[Available data]

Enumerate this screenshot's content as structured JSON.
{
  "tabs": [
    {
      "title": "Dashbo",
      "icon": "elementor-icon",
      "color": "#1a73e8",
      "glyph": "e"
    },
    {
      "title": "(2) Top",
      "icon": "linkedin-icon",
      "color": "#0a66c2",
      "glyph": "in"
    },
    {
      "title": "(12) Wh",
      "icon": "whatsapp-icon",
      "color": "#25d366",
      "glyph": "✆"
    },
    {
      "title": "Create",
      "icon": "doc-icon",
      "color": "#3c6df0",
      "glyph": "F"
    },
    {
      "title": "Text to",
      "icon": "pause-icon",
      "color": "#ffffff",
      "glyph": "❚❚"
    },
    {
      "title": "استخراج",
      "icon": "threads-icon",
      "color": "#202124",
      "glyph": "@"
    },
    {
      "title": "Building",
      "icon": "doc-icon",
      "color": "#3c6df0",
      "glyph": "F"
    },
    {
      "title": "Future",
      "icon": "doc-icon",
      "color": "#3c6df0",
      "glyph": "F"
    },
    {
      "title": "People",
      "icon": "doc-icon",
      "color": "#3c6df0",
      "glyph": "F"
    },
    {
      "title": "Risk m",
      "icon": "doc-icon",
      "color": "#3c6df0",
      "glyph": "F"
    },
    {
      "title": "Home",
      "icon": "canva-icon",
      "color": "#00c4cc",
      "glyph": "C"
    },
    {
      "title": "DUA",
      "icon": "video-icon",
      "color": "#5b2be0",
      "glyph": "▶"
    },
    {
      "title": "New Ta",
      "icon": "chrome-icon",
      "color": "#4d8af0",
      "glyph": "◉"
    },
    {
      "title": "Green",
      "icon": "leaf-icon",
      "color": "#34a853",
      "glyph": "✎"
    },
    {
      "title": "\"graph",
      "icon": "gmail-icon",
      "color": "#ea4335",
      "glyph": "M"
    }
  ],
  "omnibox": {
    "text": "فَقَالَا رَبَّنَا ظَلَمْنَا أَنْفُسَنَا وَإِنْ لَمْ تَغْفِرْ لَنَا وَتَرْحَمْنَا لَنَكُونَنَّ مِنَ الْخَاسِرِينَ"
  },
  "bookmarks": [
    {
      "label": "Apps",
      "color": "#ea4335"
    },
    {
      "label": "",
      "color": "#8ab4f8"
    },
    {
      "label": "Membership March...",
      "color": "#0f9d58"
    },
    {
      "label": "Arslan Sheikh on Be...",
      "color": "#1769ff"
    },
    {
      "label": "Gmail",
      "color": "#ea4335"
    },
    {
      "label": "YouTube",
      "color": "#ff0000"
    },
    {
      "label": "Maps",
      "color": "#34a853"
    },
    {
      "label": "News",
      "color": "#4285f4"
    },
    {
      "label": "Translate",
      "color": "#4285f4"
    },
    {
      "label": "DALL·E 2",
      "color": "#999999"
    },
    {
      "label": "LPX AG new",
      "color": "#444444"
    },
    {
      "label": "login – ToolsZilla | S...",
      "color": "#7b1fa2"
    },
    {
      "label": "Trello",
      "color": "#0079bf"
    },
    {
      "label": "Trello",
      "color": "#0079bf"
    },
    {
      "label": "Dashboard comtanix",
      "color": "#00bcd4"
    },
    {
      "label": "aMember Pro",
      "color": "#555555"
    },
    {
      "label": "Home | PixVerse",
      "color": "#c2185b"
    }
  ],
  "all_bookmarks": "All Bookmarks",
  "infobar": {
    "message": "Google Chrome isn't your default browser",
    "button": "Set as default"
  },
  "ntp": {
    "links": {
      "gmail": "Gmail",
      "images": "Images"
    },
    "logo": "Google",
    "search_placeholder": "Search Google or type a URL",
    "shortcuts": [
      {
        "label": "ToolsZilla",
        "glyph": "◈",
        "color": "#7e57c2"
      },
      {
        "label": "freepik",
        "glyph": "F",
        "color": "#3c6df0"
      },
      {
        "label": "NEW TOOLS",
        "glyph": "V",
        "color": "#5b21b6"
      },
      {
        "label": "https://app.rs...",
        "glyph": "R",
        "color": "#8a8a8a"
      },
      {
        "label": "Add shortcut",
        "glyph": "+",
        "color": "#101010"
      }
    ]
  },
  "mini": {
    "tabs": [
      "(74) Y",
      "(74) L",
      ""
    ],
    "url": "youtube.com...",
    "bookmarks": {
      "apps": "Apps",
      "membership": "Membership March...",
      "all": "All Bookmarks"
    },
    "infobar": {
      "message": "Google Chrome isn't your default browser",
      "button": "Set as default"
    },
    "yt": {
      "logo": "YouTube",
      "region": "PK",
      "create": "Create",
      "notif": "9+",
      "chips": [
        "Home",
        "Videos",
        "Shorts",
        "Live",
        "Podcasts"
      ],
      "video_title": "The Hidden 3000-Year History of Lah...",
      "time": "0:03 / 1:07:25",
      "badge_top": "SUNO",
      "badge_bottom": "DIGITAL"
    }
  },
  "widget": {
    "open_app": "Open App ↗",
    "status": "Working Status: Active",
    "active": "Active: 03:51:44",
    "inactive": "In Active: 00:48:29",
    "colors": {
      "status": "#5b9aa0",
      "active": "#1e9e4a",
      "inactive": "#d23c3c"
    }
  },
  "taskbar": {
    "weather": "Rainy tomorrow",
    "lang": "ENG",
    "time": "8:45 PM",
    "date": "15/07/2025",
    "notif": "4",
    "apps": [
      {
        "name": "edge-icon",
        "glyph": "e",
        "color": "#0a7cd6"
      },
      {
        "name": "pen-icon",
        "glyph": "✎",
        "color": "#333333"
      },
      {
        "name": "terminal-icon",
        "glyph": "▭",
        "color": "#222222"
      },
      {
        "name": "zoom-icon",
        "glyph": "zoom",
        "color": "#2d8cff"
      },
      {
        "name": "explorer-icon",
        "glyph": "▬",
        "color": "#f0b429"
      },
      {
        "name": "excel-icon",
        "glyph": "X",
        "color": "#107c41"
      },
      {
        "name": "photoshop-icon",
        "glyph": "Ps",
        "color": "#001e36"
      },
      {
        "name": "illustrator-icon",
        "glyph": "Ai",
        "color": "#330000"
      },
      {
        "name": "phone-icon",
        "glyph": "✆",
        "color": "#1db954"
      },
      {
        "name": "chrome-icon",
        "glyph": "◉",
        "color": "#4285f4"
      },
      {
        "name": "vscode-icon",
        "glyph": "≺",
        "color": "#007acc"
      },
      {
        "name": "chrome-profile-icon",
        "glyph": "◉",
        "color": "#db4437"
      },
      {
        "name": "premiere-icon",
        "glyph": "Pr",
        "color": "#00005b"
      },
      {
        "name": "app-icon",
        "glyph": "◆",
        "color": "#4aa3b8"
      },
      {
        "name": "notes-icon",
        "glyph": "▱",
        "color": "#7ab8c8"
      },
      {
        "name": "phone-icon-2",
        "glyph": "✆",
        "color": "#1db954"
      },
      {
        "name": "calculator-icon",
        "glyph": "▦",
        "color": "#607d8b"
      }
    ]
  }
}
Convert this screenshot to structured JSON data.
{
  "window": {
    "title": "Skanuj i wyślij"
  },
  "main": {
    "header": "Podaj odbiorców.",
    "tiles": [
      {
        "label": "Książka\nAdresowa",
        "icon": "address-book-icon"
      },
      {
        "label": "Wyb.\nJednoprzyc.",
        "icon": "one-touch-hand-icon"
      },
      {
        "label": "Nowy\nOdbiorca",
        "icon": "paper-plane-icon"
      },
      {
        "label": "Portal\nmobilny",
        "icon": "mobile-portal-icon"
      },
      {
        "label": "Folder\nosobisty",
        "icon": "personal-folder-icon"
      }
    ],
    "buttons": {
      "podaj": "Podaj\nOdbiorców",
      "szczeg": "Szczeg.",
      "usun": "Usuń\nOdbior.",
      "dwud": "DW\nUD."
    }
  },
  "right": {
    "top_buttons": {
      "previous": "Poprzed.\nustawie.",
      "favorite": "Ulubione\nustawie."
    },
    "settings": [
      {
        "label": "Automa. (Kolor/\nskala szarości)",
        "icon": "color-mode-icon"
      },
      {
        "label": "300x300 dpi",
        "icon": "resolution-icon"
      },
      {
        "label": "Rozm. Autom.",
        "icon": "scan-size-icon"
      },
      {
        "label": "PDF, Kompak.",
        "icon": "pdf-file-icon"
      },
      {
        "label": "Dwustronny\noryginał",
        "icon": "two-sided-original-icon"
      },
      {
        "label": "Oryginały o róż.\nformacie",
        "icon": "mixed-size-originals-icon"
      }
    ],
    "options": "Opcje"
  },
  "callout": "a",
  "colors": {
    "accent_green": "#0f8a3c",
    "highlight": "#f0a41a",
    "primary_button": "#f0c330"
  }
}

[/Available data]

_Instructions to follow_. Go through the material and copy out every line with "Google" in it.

_Written response_.
    "message": "Google Chrome isn't your default browser",
    "logo": "Google",
    "search_placeholder": "Search Google or type a URL",
      "message": "Google Chrome isn't your default browser",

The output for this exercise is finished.